(Task directions) Return the listing below exactly, with the pictures dropped.

(Records to process)
=== Section Start ===
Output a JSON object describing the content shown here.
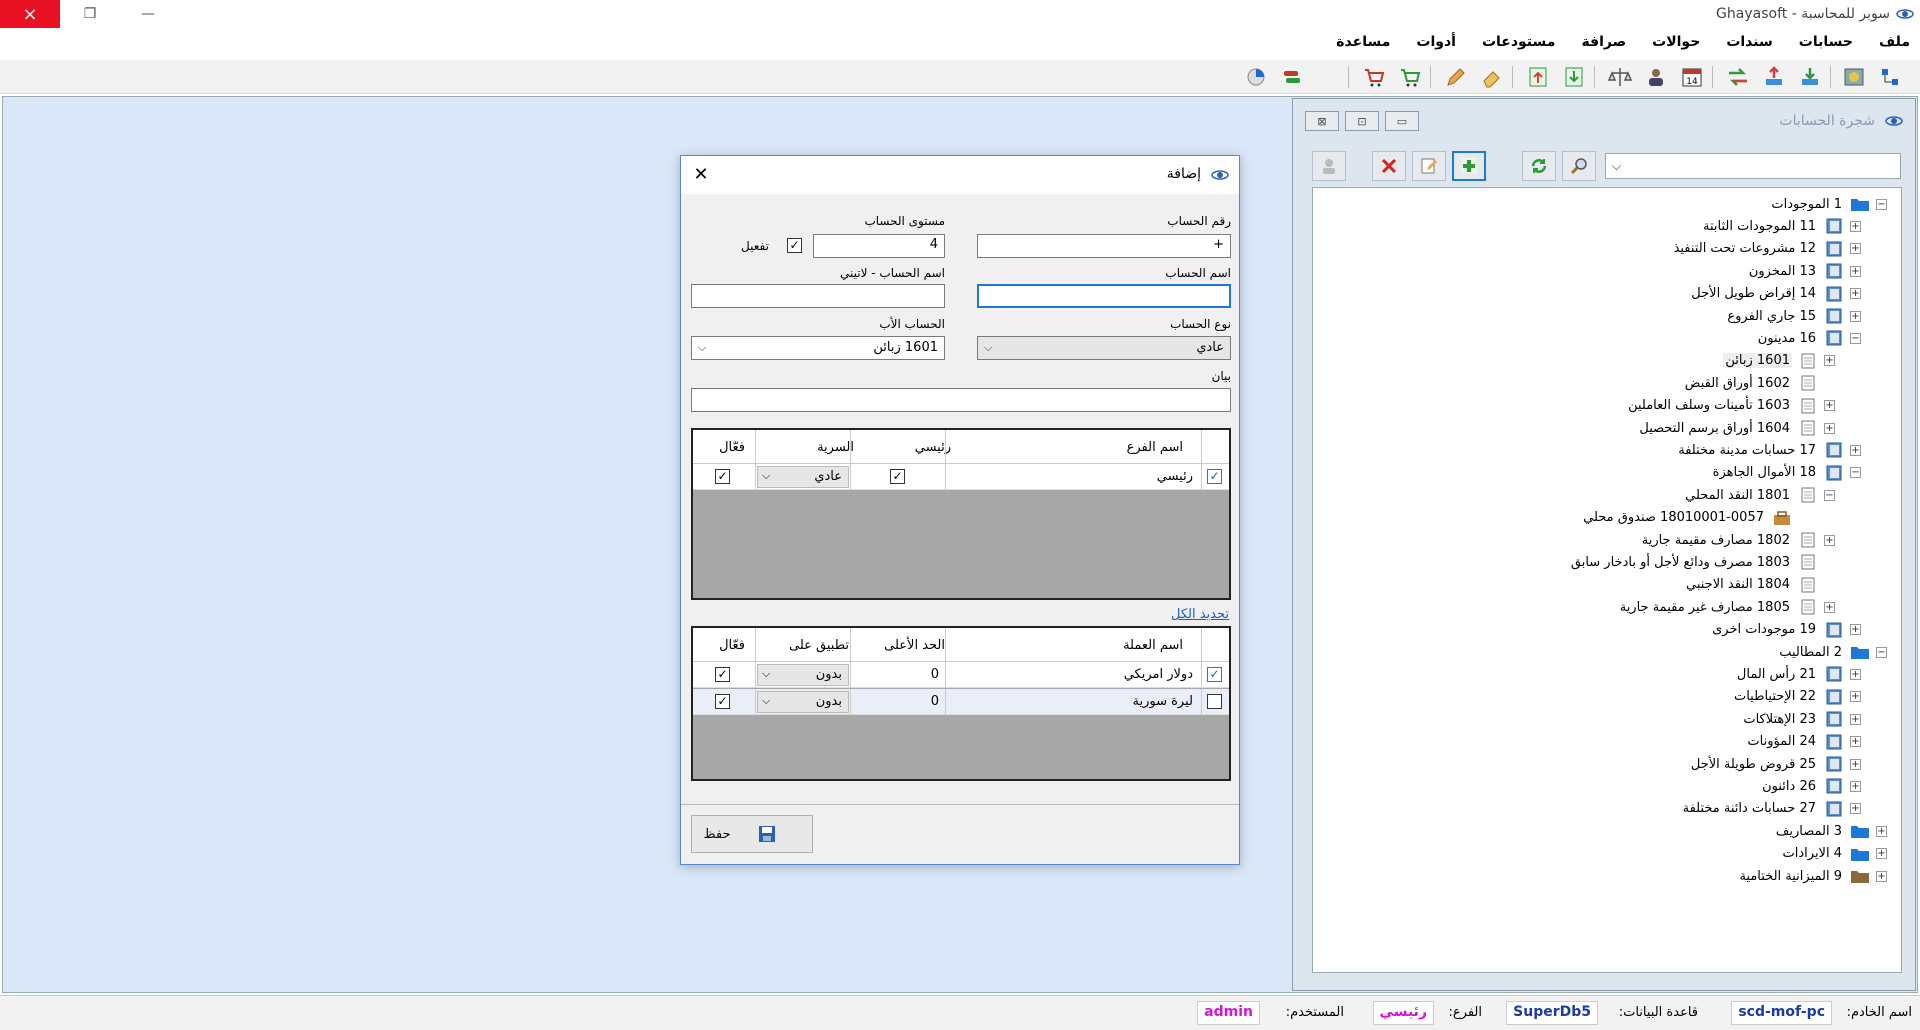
{
  "window": {
    "title": "سوبر للمحاسبة - Ghayasoft",
    "close_icon": "×",
    "restore_icon": "❐",
    "min_icon": "—"
  },
  "menu": [
    "ملف",
    "حسابات",
    "سندات",
    "حوالات",
    "صرافة",
    "مستودعات",
    "أدوات",
    "مساعدة"
  ],
  "toolbar_icons": [
    "tree-icon",
    "map-icon",
    "import-icon",
    "export-icon",
    "transfer-icon",
    "calendar-icon",
    "user-icon",
    "balance-icon",
    "download-icon",
    "upload-icon",
    "eraser-icon",
    "pencil-icon",
    "cart-icon",
    "cart-red-icon",
    "exchange-icon",
    "pie-icon"
  ],
  "tree_panel": {
    "title": "شجرة الحسابات",
    "win_buttons": [
      "⊠",
      "⊡",
      "▭"
    ],
    "combo_value": "",
    "nodes": [
      {
        "level": 0,
        "label": "1 الموجودات",
        "icon": "folder-blue-icon",
        "expander": "−"
      },
      {
        "level": 1,
        "label": "11 الموجودات الثابتة",
        "icon": "ledger-icon",
        "expander": "+"
      },
      {
        "level": 1,
        "label": "12 مشروعات تحت التنفيذ",
        "icon": "ledger-icon",
        "expander": "+"
      },
      {
        "level": 1,
        "label": "13 المخزون",
        "icon": "ledger-icon",
        "expander": "+"
      },
      {
        "level": 1,
        "label": "14 إقراض طويل الأجل",
        "icon": "ledger-icon",
        "expander": "+"
      },
      {
        "level": 1,
        "label": "15 جاري الفروع",
        "icon": "ledger-icon",
        "expander": "+"
      },
      {
        "level": 1,
        "label": "16 مدينون",
        "icon": "ledger-icon",
        "expander": "−"
      },
      {
        "level": 2,
        "label": "1601 زبائن",
        "icon": "page-icon",
        "expander": "+",
        "selected": true
      },
      {
        "level": 2,
        "label": "1602 أوراق القبض",
        "icon": "page-icon",
        "expander": ""
      },
      {
        "level": 2,
        "label": "1603 تأمينات وسلف العاملين",
        "icon": "page-icon",
        "expander": "+"
      },
      {
        "level": 2,
        "label": "1604 أوراق  برسم التحصيل",
        "icon": "page-icon",
        "expander": "+"
      },
      {
        "level": 1,
        "label": "17 حسابات مدينة مختلفة",
        "icon": "ledger-icon",
        "expander": "+"
      },
      {
        "level": 1,
        "label": "18 الأموال الجاهزة",
        "icon": "ledger-icon",
        "expander": "−"
      },
      {
        "level": 2,
        "label": "1801 النقد المحلي",
        "icon": "page-icon",
        "expander": "−"
      },
      {
        "level": 3,
        "label": "18010001-0057 صندوق محلي",
        "icon": "cashbox-icon",
        "expander": ""
      },
      {
        "level": 2,
        "label": "1802 مصارف مقيمة جارية",
        "icon": "page-icon",
        "expander": "+"
      },
      {
        "level": 2,
        "label": "1803 مصرف ودائع لأجل أو بادخار سابق",
        "icon": "page-icon",
        "expander": ""
      },
      {
        "level": 2,
        "label": "1804 النقد الاجنبي",
        "icon": "page-icon",
        "expander": ""
      },
      {
        "level": 2,
        "label": "1805 مصارف غير مقيمة جارية",
        "icon": "page-icon",
        "expander": "+"
      },
      {
        "level": 1,
        "label": "19 موجودات اخرى",
        "icon": "ledger-icon",
        "expander": "+"
      },
      {
        "level": 0,
        "label": "2 المطاليب",
        "icon": "folder-blue-icon",
        "expander": "−"
      },
      {
        "level": 1,
        "label": "21 رأس المال",
        "icon": "ledger-icon",
        "expander": "+"
      },
      {
        "level": 1,
        "label": "22 الإحتياطيات",
        "icon": "ledger-icon",
        "expander": "+"
      },
      {
        "level": 1,
        "label": "23 الإهتلاكات",
        "icon": "ledger-icon",
        "expander": "+"
      },
      {
        "level": 1,
        "label": "24 المؤونات",
        "icon": "ledger-icon",
        "expander": "+"
      },
      {
        "level": 1,
        "label": "25 قروض طويلة الأجل",
        "icon": "ledger-icon",
        "expander": "+"
      },
      {
        "level": 1,
        "label": "26 دائنون",
        "icon": "ledger-icon",
        "expander": "+"
      },
      {
        "level": 1,
        "label": "27 حسابات دائنة مختلفة",
        "icon": "ledger-icon",
        "expander": "+"
      },
      {
        "level": 0,
        "label": "3 المصاريف",
        "icon": "folder-blue-icon",
        "expander": "+"
      },
      {
        "level": 0,
        "label": "4 الايرادات",
        "icon": "folder-blue-icon",
        "expander": "+"
      },
      {
        "level": 0,
        "label": "9 الميزانية الختامية",
        "icon": "folder-brown-icon",
        "expander": "+"
      }
    ]
  },
  "dialog": {
    "title": "إضافة",
    "close_icon": "✕",
    "account_number_label": "رقم الحساب",
    "account_number_value": "+",
    "account_level_label": "مستوى الحساب",
    "account_level_value": "4",
    "activate_label": "تفعيل",
    "activate_check": "✓",
    "account_name_label": "اسم الحساب",
    "account_name_value": "",
    "account_name_latin_label": "اسم الحساب - لاتيني",
    "account_name_latin_value": "",
    "account_type_label": "نوع الحساب",
    "account_type_value": "عادي",
    "parent_account_label": "الحساب الأب",
    "parent_account_value": "1601 زبائن",
    "statement_label": "بيان",
    "statement_value": "",
    "chevron": "⌵",
    "branches_grid": {
      "headers": {
        "name": "اسم الفرع",
        "main": "رئيسي",
        "secrecy": "السرية",
        "active": "فعّال"
      },
      "rows": [
        {
          "name": "رئيسي",
          "selected_check": "✓",
          "main_check": "✓",
          "secrecy": "عادي",
          "active_check": "✓"
        }
      ]
    },
    "select_all": "تحديد الكل",
    "currencies_grid": {
      "headers": {
        "name": "اسم العملة",
        "max": "الحد الأعلى",
        "apply": "تطبيق على",
        "active": "فعّال"
      },
      "rows": [
        {
          "name": "دولار امريكي",
          "selected_check": "✓",
          "max": "0",
          "apply": "بدون",
          "active_check": "✓"
        },
        {
          "name": "ليرة سورية",
          "selected_check": "",
          "max": "0",
          "apply": "بدون",
          "active_check": "✓"
        }
      ]
    },
    "save_label": "حفظ"
  },
  "status": {
    "server_label": "اسم الخادم:",
    "server_value": "scd-mof-pc",
    "db_label": "قاعدة البيانات:",
    "db_value": "SuperDb5",
    "branch_label": "الفرع:",
    "branch_value": "رئيسي",
    "user_label": "المستخدم:",
    "user_value": "admin"
  },
  "colors": {
    "accent": "#1e78d6",
    "close_red": "#e81123",
    "status_blue": "#1a3aa8",
    "status_magenta": "#d415d4",
    "workspace": "#d9e7f8"
  }
}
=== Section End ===
(Response)
Output a JSON object describing the content shown here.
{
  "window": {
    "title": "سوبر للمحاسبة - Ghayasoft",
    "close_icon": "×",
    "restore_icon": "❐",
    "min_icon": "—"
  },
  "menu": [
    "ملف",
    "حسابات",
    "سندات",
    "حوالات",
    "صرافة",
    "مستودعات",
    "أدوات",
    "مساعدة"
  ],
  "toolbar_icons": [
    "tree-icon",
    "map-icon",
    "import-icon",
    "export-icon",
    "transfer-icon",
    "calendar-icon",
    "user-icon",
    "balance-icon",
    "download-icon",
    "upload-icon",
    "eraser-icon",
    "pencil-icon",
    "cart-icon",
    "cart-red-icon",
    "exchange-icon",
    "pie-icon"
  ],
  "tree_panel": {
    "title": "شجرة الحسابات",
    "win_buttons": [
      "⊠",
      "⊡",
      "▭"
    ],
    "combo_value": "",
    "nodes": [
      {
        "level": 0,
        "label": "1 الموجودات",
        "icon": "folder-blue-icon",
        "expander": "−"
      },
      {
        "level": 1,
        "label": "11 الموجودات الثابتة",
        "icon": "ledger-icon",
        "expander": "+"
      },
      {
        "level": 1,
        "label": "12 مشروعات تحت التنفيذ",
        "icon": "ledger-icon",
        "expander": "+"
      },
      {
        "level": 1,
        "label": "13 المخزون",
        "icon": "ledger-icon",
        "expander": "+"
      },
      {
        "level": 1,
        "label": "14 إقراض طويل الأجل",
        "icon": "ledger-icon",
        "expander": "+"
      },
      {
        "level": 1,
        "label": "15 جاري الفروع",
        "icon": "ledger-icon",
        "expander": "+"
      },
      {
        "level": 1,
        "label": "16 مدينون",
        "icon": "ledger-icon",
        "expander": "−"
      },
      {
        "level": 2,
        "label": "1601 زبائن",
        "icon": "page-icon",
        "expander": "+",
        "selected": true
      },
      {
        "level": 2,
        "label": "1602 أوراق القبض",
        "icon": "page-icon",
        "expander": ""
      },
      {
        "level": 2,
        "label": "1603 تأمينات وسلف العاملين",
        "icon": "page-icon",
        "expander": "+"
      },
      {
        "level": 2,
        "label": "1604 أوراق  برسم التحصيل",
        "icon": "page-icon",
        "expander": "+"
      },
      {
        "level": 1,
        "label": "17 حسابات مدينة مختلفة",
        "icon": "ledger-icon",
        "expander": "+"
      },
      {
        "level": 1,
        "label": "18 الأموال الجاهزة",
        "icon": "ledger-icon",
        "expander": "−"
      },
      {
        "level": 2,
        "label": "1801 النقد المحلي",
        "icon": "page-icon",
        "expander": "−"
      },
      {
        "level": 3,
        "label": "18010001-0057 صندوق محلي",
        "icon": "cashbox-icon",
        "expander": ""
      },
      {
        "level": 2,
        "label": "1802 مصارف مقيمة جارية",
        "icon": "page-icon",
        "expander": "+"
      },
      {
        "level": 2,
        "label": "1803 مصرف ودائع لأجل أو بادخار سابق",
        "icon": "page-icon",
        "expander": ""
      },
      {
        "level": 2,
        "label": "1804 النقد الاجنبي",
        "icon": "page-icon",
        "expander": ""
      },
      {
        "level": 2,
        "label": "1805 مصارف غير مقيمة جارية",
        "icon": "page-icon",
        "expander": "+"
      },
      {
        "level": 1,
        "label": "19 موجودات اخرى",
        "icon": "ledger-icon",
        "expander": "+"
      },
      {
        "level": 0,
        "label": "2 المطاليب",
        "icon": "folder-blue-icon",
        "expander": "−"
      },
      {
        "level": 1,
        "label": "21 رأس المال",
        "icon": "ledger-icon",
        "expander": "+"
      },
      {
        "level": 1,
        "label": "22 الإحتياطيات",
        "icon": "ledger-icon",
        "expander": "+"
      },
      {
        "level": 1,
        "label": "23 الإهتلاكات",
        "icon": "ledger-icon",
        "expander": "+"
      },
      {
        "level": 1,
        "label": "24 المؤونات",
        "icon": "ledger-icon",
        "expander": "+"
      },
      {
        "level": 1,
        "label": "25 قروض طويلة الأجل",
        "icon": "ledger-icon",
        "expander": "+"
      },
      {
        "level": 1,
        "label": "26 دائنون",
        "icon": "ledger-icon",
        "expander": "+"
      },
      {
        "level": 1,
        "label": "27 حسابات دائنة مختلفة",
        "icon": "ledger-icon",
        "expander": "+"
      },
      {
        "level": 0,
        "label": "3 المصاريف",
        "icon": "folder-blue-icon",
        "expander": "+"
      },
      {
        "level": 0,
        "label": "4 الايرادات",
        "icon": "folder-blue-icon",
        "expander": "+"
      },
      {
        "level": 0,
        "label": "9 الميزانية الختامية",
        "icon": "folder-brown-icon",
        "expander": "+"
      }
    ]
  },
  "dialog": {
    "title": "إضافة",
    "close_icon": "✕",
    "account_number_label": "رقم الحساب",
    "account_number_value": "+",
    "account_level_label": "مستوى الحساب",
    "account_level_value": "4",
    "activate_label": "تفعيل",
    "activate_check": "✓",
    "account_name_label": "اسم الحساب",
    "account_name_value": "",
    "account_name_latin_label": "اسم الحساب - لاتيني",
    "account_name_latin_value": "",
    "account_type_label": "نوع الحساب",
    "account_type_value": "عادي",
    "parent_account_label": "الحساب الأب",
    "parent_account_value": "1601 زبائن",
    "statement_label": "بيان",
    "statement_value": "",
    "chevron": "⌵",
    "branches_grid": {
      "headers": {
        "name": "اسم الفرع",
        "main": "رئيسي",
        "secrecy": "السرية",
        "active": "فعّال"
      },
      "rows": [
        {
          "name": "رئيسي",
          "selected_check": "✓",
          "main_check": "✓",
          "secrecy": "عادي",
          "active_check": "✓"
        }
      ]
    },
    "select_all": "تحديد الكل",
    "currencies_grid": {
      "headers": {
        "name": "اسم العملة",
        "max": "الحد الأعلى",
        "apply": "تطبيق على",
        "active": "فعّال"
      },
      "rows": [
        {
          "name": "دولار امريكي",
          "selected_check": "✓",
          "max": "0",
          "apply": "بدون",
          "active_check": "✓"
        },
        {
          "name": "ليرة سورية",
          "selected_check": "",
          "max": "0",
          "apply": "بدون",
          "active_check": "✓"
        }
      ]
    },
    "save_label": "حفظ"
  },
  "status": {
    "server_label": "اسم الخادم:",
    "server_value": "scd-mof-pc",
    "db_label": "قاعدة البيانات:",
    "db_value": "SuperDb5",
    "branch_label": "الفرع:",
    "branch_value": "رئيسي",
    "user_label": "المستخدم:",
    "user_value": "admin"
  },
  "colors": {
    "accent": "#1e78d6",
    "close_red": "#e81123",
    "status_blue": "#1a3aa8",
    "status_magenta": "#d415d4",
    "workspace": "#d9e7f8"
  }
}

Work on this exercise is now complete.